§ **Exercise**
Please give again every entry exactly as it appears, setting aside the pictures.
(Supplied entries begins)
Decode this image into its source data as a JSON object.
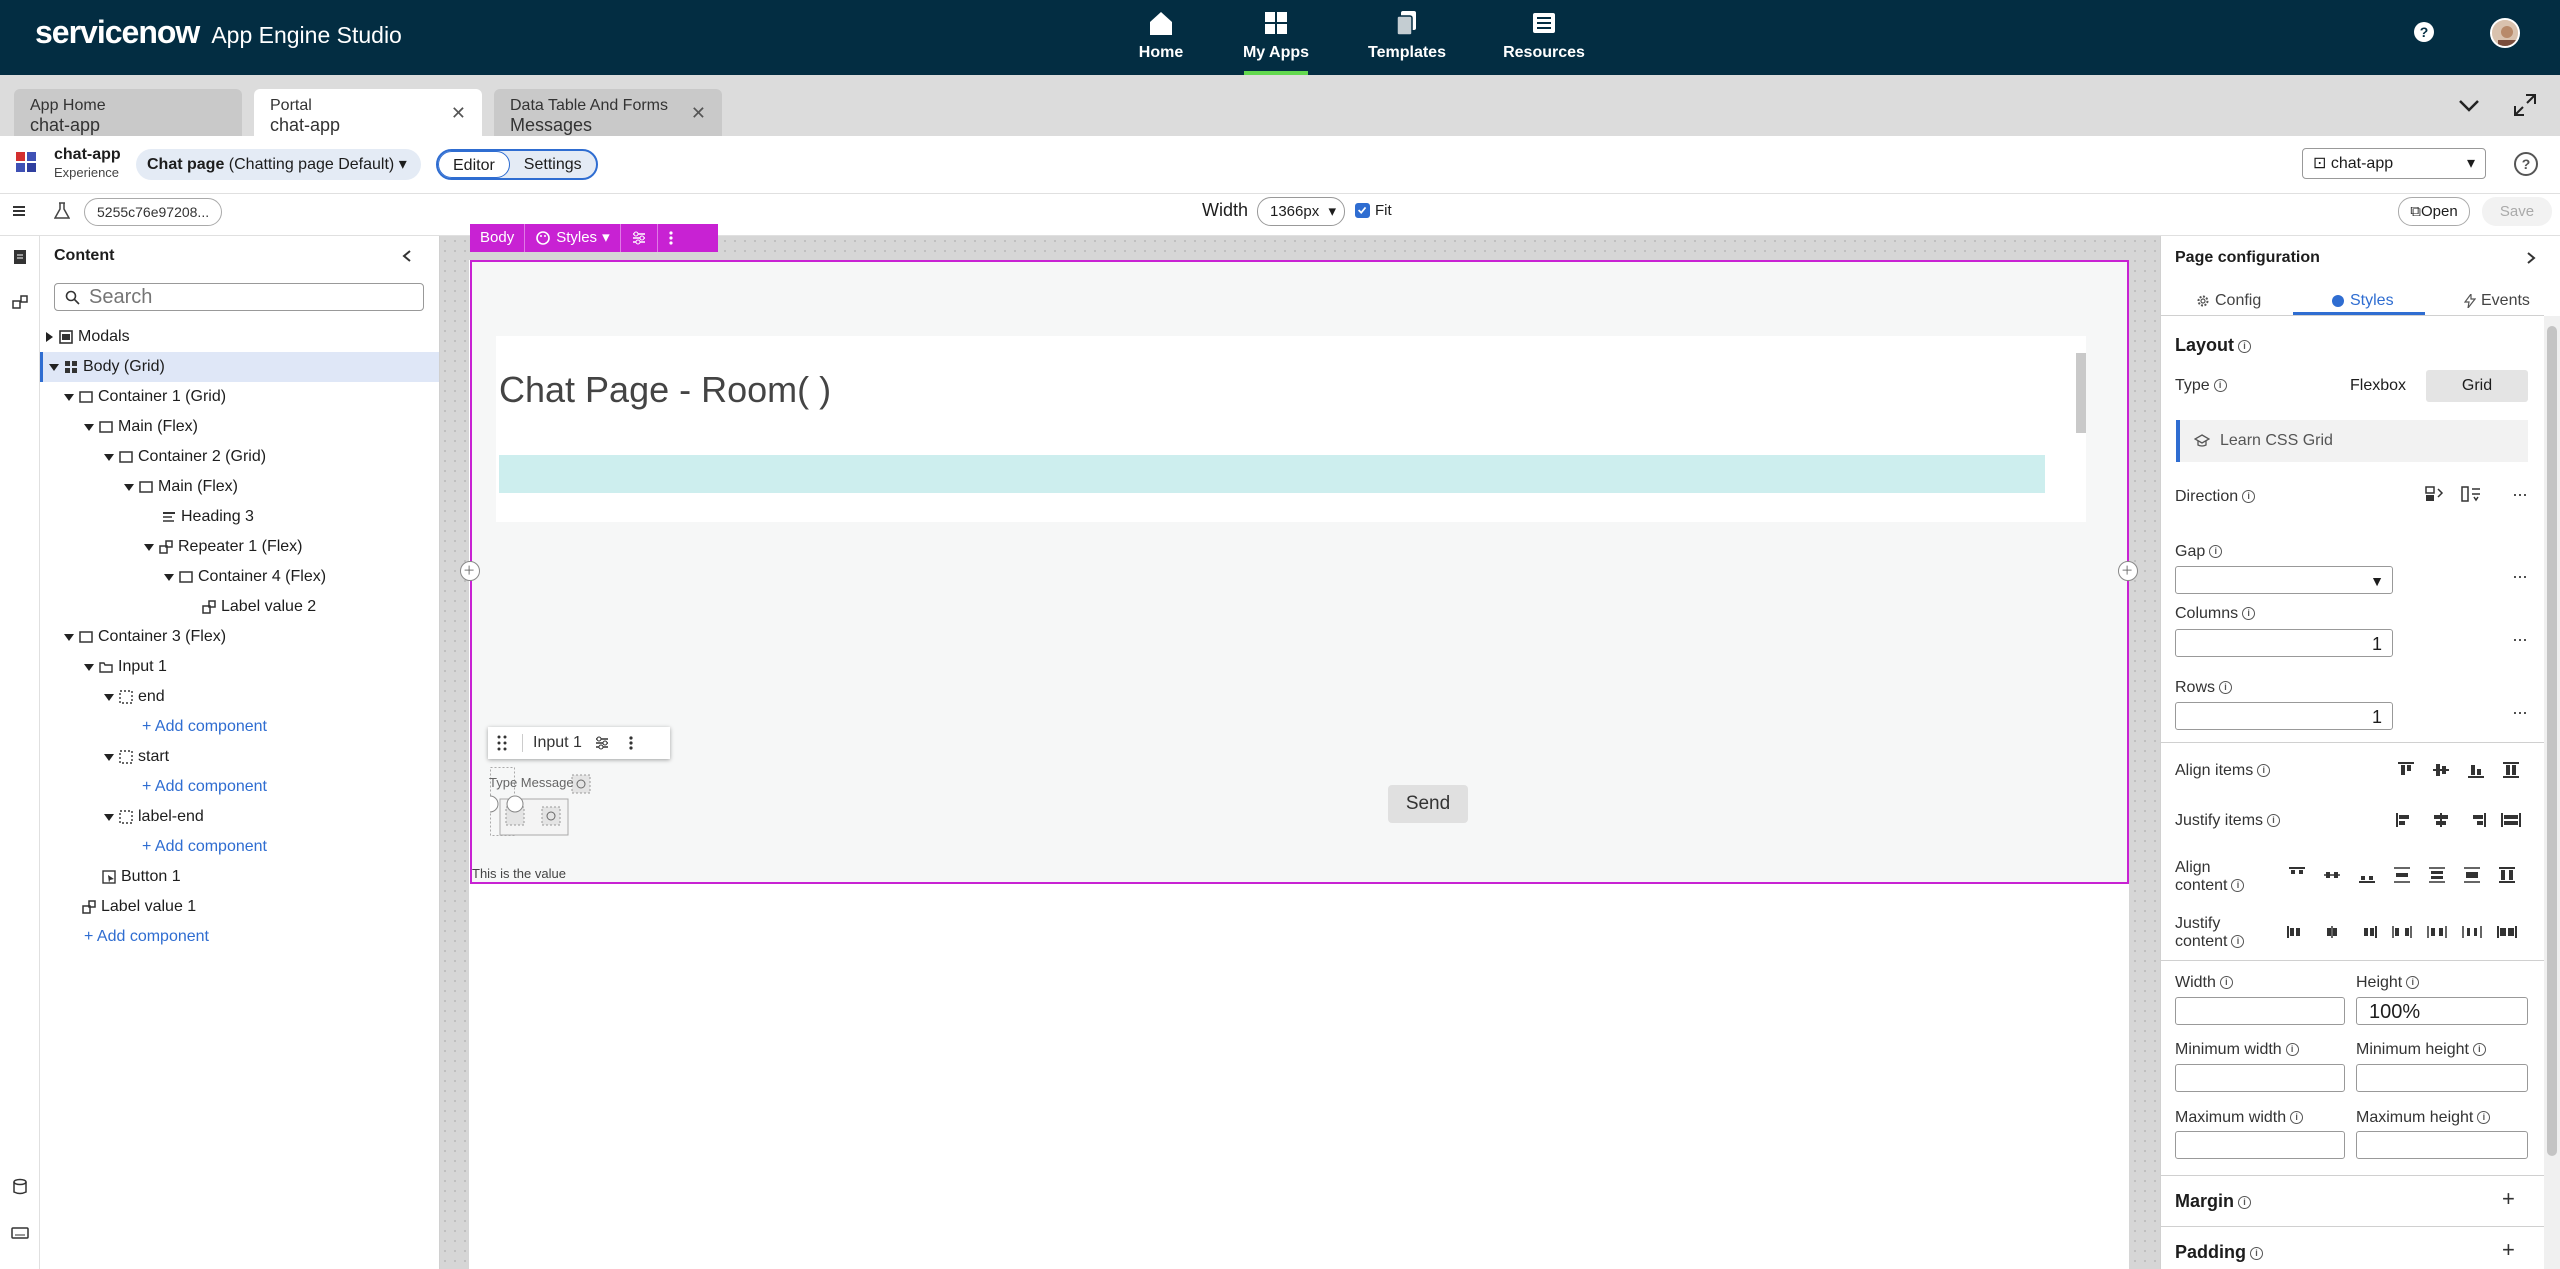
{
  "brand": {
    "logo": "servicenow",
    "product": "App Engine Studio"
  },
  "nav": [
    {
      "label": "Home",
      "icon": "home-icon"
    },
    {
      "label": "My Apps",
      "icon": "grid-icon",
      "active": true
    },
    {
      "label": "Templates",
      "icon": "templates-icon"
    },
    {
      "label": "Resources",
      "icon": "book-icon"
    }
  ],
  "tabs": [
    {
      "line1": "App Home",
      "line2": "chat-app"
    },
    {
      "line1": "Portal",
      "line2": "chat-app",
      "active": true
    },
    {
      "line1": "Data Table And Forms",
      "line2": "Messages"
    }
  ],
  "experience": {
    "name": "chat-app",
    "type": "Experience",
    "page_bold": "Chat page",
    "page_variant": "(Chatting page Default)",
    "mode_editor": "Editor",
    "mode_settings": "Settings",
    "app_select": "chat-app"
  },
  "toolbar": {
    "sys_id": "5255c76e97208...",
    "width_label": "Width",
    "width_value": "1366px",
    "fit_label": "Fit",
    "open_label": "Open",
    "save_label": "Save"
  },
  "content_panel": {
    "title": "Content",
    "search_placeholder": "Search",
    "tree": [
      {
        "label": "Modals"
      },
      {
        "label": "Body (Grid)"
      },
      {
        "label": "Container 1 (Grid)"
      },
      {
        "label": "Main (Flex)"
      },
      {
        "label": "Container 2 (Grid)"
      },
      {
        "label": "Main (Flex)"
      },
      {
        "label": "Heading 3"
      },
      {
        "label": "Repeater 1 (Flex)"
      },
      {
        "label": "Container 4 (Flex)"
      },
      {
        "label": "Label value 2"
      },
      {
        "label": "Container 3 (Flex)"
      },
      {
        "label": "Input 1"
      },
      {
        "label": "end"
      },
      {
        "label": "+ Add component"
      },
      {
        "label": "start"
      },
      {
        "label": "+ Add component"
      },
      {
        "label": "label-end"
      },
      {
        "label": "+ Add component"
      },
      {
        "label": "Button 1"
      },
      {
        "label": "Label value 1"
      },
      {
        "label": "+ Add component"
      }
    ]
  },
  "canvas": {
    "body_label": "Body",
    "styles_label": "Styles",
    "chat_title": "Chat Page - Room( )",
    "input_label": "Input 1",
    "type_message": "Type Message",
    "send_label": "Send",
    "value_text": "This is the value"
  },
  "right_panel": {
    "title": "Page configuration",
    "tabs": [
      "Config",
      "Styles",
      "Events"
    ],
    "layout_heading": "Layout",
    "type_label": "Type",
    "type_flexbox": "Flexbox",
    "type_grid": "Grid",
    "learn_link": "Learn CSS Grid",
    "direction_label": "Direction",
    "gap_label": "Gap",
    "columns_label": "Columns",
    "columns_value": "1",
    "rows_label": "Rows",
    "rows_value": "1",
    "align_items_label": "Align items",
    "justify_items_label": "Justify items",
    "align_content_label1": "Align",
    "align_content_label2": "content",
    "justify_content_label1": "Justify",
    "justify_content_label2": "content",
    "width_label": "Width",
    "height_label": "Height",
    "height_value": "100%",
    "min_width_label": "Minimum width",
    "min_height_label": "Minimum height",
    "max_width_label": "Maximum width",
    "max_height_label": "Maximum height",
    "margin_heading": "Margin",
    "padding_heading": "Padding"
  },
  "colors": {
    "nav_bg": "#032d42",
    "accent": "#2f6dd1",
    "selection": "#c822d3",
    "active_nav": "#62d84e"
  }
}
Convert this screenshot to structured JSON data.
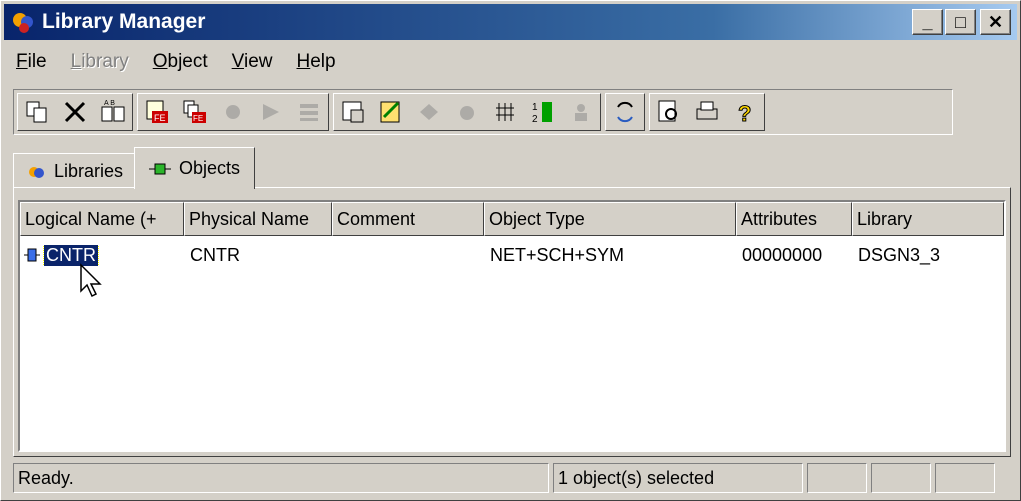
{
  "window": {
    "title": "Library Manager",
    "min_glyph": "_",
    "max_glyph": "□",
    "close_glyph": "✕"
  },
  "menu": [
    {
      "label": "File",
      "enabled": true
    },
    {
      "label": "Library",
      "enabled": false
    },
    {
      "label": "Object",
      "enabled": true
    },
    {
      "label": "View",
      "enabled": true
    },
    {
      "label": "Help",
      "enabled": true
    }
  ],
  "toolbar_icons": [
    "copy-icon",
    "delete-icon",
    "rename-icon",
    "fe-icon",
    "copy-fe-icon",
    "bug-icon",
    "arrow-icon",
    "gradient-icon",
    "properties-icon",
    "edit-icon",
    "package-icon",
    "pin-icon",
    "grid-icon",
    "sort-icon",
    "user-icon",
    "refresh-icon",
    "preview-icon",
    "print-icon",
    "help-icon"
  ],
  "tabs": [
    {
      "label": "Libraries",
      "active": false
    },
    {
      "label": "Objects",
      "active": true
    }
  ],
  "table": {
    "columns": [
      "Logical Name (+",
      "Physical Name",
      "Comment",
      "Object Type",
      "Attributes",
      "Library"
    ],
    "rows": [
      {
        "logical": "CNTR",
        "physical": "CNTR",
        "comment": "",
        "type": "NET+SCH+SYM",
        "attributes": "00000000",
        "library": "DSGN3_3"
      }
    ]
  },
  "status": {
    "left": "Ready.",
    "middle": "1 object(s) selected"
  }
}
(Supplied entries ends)
§ **Written response**
Decode this image into its source data as a JSON object.
{
  "brand": {
    "logo": "servicenow",
    "product": "App Engine Studio"
  },
  "nav": [
    {
      "label": "Home",
      "icon": "home-icon"
    },
    {
      "label": "My Apps",
      "icon": "grid-icon",
      "active": true
    },
    {
      "label": "Templates",
      "icon": "templates-icon"
    },
    {
      "label": "Resources",
      "icon": "book-icon"
    }
  ],
  "tabs": [
    {
      "line1": "App Home",
      "line2": "chat-app"
    },
    {
      "line1": "Portal",
      "line2": "chat-app",
      "active": true
    },
    {
      "line1": "Data Table And Forms",
      "line2": "Messages"
    }
  ],
  "experience": {
    "name": "chat-app",
    "type": "Experience",
    "page_bold": "Chat page",
    "page_variant": "(Chatting page Default)",
    "mode_editor": "Editor",
    "mode_settings": "Settings",
    "app_select": "chat-app"
  },
  "toolbar": {
    "sys_id": "5255c76e97208...",
    "width_label": "Width",
    "width_value": "1366px",
    "fit_label": "Fit",
    "open_label": "Open",
    "save_label": "Save"
  },
  "content_panel": {
    "title": "Content",
    "search_placeholder": "Search",
    "tree": [
      {
        "label": "Modals"
      },
      {
        "label": "Body (Grid)"
      },
      {
        "label": "Container 1 (Grid)"
      },
      {
        "label": "Main (Flex)"
      },
      {
        "label": "Container 2 (Grid)"
      },
      {
        "label": "Main (Flex)"
      },
      {
        "label": "Heading 3"
      },
      {
        "label": "Repeater 1 (Flex)"
      },
      {
        "label": "Container 4 (Flex)"
      },
      {
        "label": "Label value 2"
      },
      {
        "label": "Container 3 (Flex)"
      },
      {
        "label": "Input 1"
      },
      {
        "label": "end"
      },
      {
        "label": "+ Add component"
      },
      {
        "label": "start"
      },
      {
        "label": "+ Add component"
      },
      {
        "label": "label-end"
      },
      {
        "label": "+ Add component"
      },
      {
        "label": "Button 1"
      },
      {
        "label": "Label value 1"
      },
      {
        "label": "+ Add component"
      }
    ]
  },
  "canvas": {
    "body_label": "Body",
    "styles_label": "Styles",
    "chat_title": "Chat Page - Room( )",
    "input_label": "Input 1",
    "type_message": "Type Message",
    "send_label": "Send",
    "value_text": "This is the value"
  },
  "right_panel": {
    "title": "Page configuration",
    "tabs": [
      "Config",
      "Styles",
      "Events"
    ],
    "layout_heading": "Layout",
    "type_label": "Type",
    "type_flexbox": "Flexbox",
    "type_grid": "Grid",
    "learn_link": "Learn CSS Grid",
    "direction_label": "Direction",
    "gap_label": "Gap",
    "columns_label": "Columns",
    "columns_value": "1",
    "rows_label": "Rows",
    "rows_value": "1",
    "align_items_label": "Align items",
    "justify_items_label": "Justify items",
    "align_content_label1": "Align",
    "align_content_label2": "content",
    "justify_content_label1": "Justify",
    "justify_content_label2": "content",
    "width_label": "Width",
    "height_label": "Height",
    "height_value": "100%",
    "min_width_label": "Minimum width",
    "min_height_label": "Minimum height",
    "max_width_label": "Maximum width",
    "max_height_label": "Maximum height",
    "margin_heading": "Margin",
    "padding_heading": "Padding"
  },
  "colors": {
    "nav_bg": "#032d42",
    "accent": "#2f6dd1",
    "selection": "#c822d3",
    "active_nav": "#62d84e"
  }
}
Convert this screenshot to structured JSON data.
{
  "window": {
    "title": "Library Manager",
    "min_glyph": "_",
    "max_glyph": "□",
    "close_glyph": "✕"
  },
  "menu": [
    {
      "label": "File",
      "enabled": true
    },
    {
      "label": "Library",
      "enabled": false
    },
    {
      "label": "Object",
      "enabled": true
    },
    {
      "label": "View",
      "enabled": true
    },
    {
      "label": "Help",
      "enabled": true
    }
  ],
  "toolbar_icons": [
    "copy-icon",
    "delete-icon",
    "rename-icon",
    "fe-icon",
    "copy-fe-icon",
    "bug-icon",
    "arrow-icon",
    "gradient-icon",
    "properties-icon",
    "edit-icon",
    "package-icon",
    "pin-icon",
    "grid-icon",
    "sort-icon",
    "user-icon",
    "refresh-icon",
    "preview-icon",
    "print-icon",
    "help-icon"
  ],
  "tabs": [
    {
      "label": "Libraries",
      "active": false
    },
    {
      "label": "Objects",
      "active": true
    }
  ],
  "table": {
    "columns": [
      "Logical Name (+",
      "Physical Name",
      "Comment",
      "Object Type",
      "Attributes",
      "Library"
    ],
    "rows": [
      {
        "logical": "CNTR",
        "physical": "CNTR",
        "comment": "",
        "type": "NET+SCH+SYM",
        "attributes": "00000000",
        "library": "DSGN3_3"
      }
    ]
  },
  "status": {
    "left": "Ready.",
    "middle": "1 object(s) selected"
  }
}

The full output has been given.